DATA FOR PROCESSING:
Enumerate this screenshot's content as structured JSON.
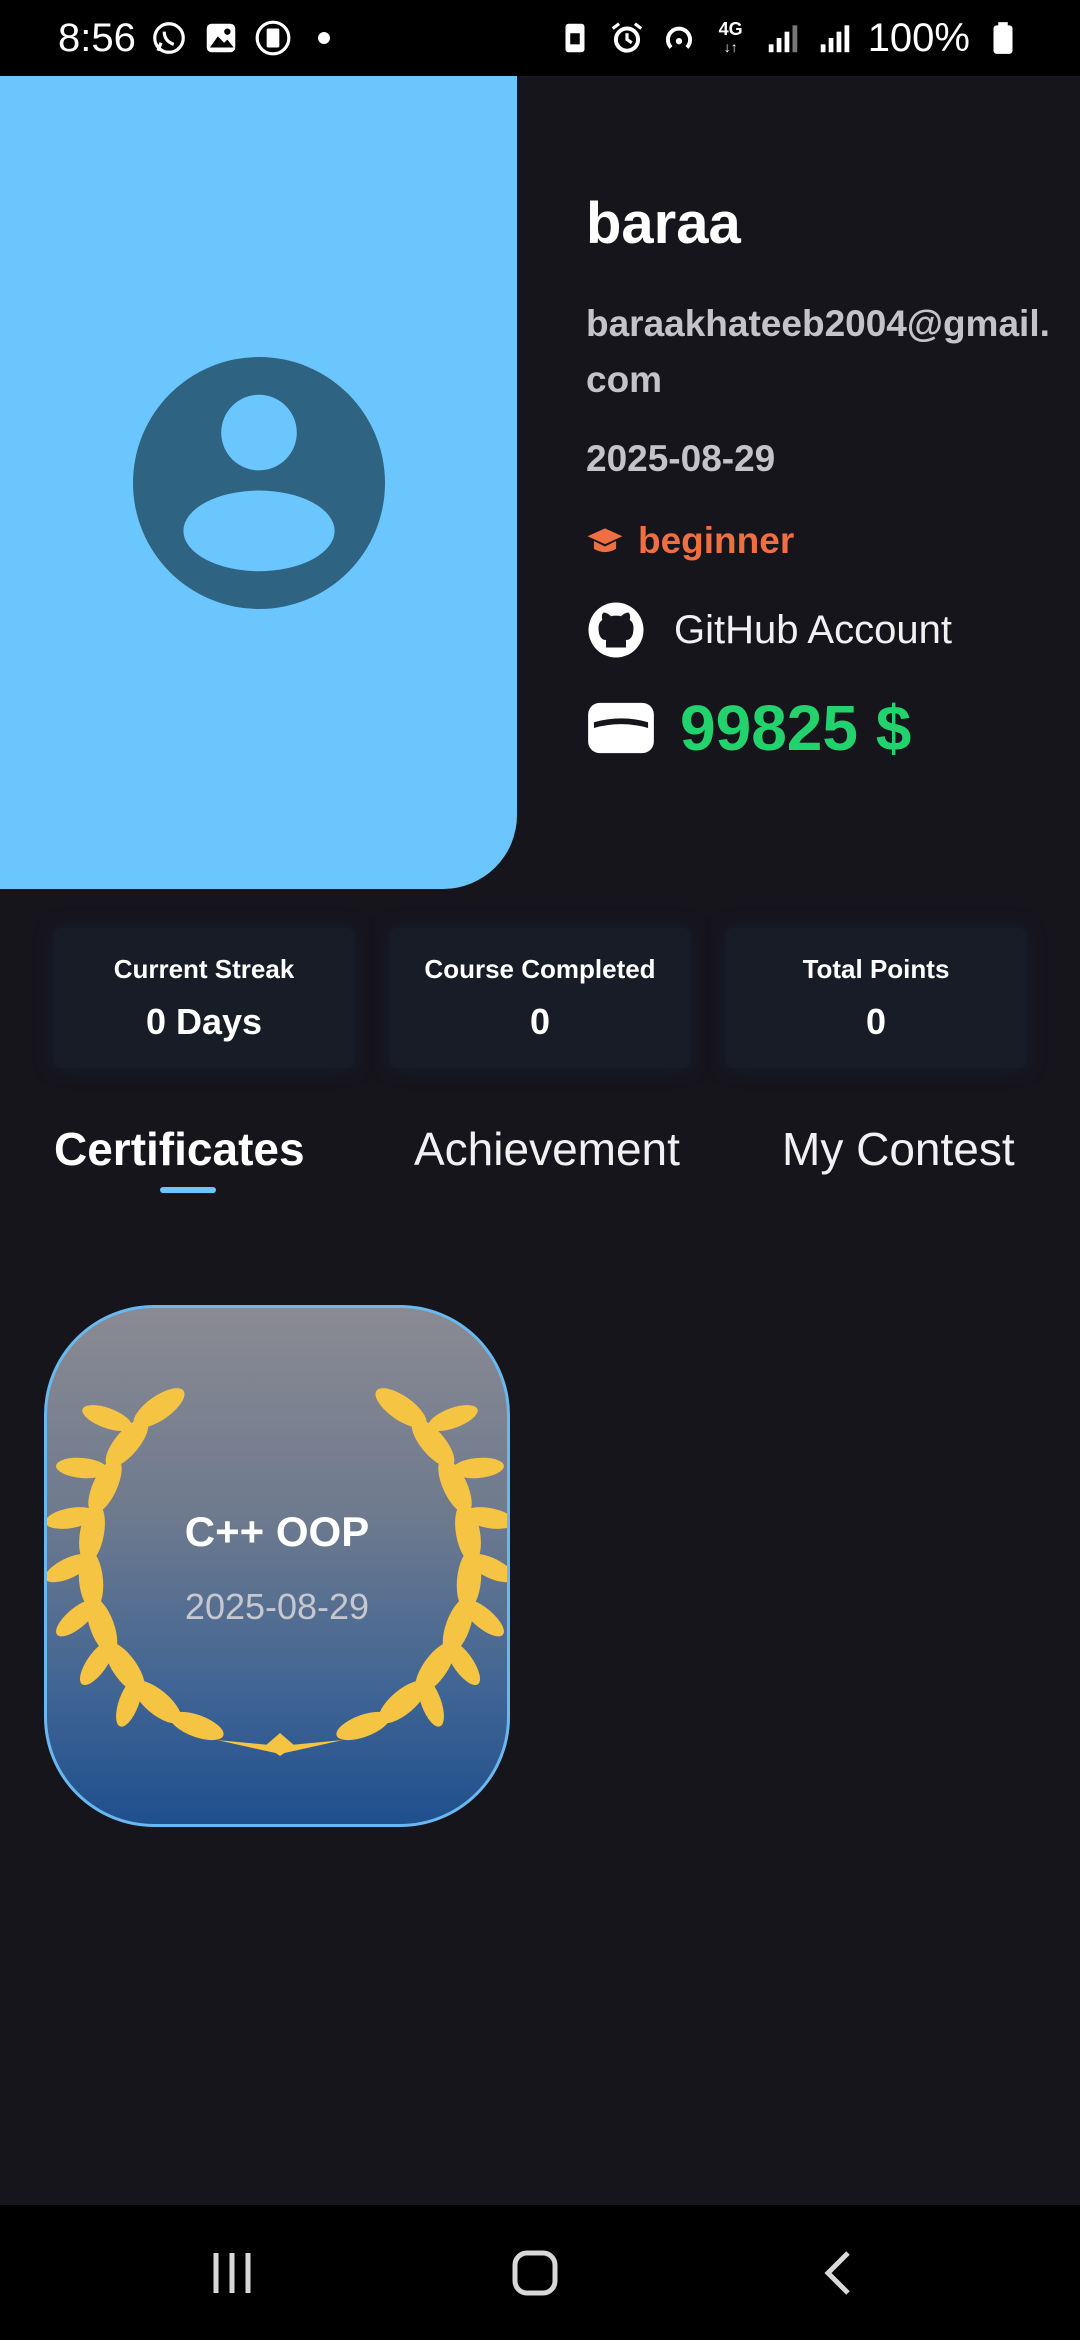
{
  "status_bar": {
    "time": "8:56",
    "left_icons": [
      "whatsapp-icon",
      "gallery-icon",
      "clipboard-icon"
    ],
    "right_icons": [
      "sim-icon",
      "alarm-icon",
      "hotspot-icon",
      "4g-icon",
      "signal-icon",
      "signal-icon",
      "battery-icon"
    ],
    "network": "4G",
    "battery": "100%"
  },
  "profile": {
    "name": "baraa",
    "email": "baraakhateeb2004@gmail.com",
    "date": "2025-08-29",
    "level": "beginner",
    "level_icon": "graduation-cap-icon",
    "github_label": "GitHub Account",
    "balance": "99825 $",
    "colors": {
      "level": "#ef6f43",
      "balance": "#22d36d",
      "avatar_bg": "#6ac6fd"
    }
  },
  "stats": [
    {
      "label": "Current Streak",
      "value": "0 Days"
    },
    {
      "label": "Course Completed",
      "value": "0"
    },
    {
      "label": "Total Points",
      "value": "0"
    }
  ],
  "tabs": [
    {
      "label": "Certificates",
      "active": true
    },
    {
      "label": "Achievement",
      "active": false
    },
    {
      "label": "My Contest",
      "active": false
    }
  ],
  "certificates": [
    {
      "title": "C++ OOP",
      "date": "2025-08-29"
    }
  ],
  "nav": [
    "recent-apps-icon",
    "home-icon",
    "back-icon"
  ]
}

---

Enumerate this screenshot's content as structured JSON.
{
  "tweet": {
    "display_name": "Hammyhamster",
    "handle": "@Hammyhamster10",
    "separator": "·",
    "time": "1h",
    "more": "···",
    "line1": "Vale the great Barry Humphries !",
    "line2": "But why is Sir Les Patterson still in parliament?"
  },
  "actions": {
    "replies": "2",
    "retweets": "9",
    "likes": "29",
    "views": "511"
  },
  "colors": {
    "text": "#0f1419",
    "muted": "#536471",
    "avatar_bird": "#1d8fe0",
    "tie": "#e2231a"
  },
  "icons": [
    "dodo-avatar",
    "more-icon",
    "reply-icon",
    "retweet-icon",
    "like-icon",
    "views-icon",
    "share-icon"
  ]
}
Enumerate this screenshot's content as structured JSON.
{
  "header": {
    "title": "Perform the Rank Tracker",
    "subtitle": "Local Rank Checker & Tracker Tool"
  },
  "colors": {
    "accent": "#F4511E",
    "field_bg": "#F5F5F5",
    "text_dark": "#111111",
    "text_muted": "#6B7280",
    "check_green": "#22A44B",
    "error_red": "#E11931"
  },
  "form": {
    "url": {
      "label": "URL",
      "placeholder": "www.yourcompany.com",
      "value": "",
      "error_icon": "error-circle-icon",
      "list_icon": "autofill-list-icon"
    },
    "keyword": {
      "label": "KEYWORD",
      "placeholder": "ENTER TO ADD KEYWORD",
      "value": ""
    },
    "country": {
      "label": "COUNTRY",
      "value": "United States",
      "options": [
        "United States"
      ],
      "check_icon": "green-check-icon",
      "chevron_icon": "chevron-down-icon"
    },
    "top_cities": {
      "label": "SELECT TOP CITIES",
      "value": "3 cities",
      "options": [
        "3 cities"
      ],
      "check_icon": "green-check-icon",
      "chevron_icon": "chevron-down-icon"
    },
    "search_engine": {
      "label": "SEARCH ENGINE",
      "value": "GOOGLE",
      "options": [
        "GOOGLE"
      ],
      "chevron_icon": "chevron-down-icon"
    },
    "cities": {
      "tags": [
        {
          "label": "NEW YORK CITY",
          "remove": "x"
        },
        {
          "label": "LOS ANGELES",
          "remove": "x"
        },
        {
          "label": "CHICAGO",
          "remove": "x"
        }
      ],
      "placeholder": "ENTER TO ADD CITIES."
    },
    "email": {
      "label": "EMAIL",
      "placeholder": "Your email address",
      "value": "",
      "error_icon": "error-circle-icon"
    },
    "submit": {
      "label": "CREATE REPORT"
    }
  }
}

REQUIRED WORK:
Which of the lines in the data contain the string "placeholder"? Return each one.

SOLUTION FOR THIS PROBLEM:
      "placeholder": "www.yourcompany.com",
      "placeholder": "ENTER TO ADD KEYWORD",
      "placeholder": "ENTER TO ADD CITIES."
      "placeholder": "Your email address",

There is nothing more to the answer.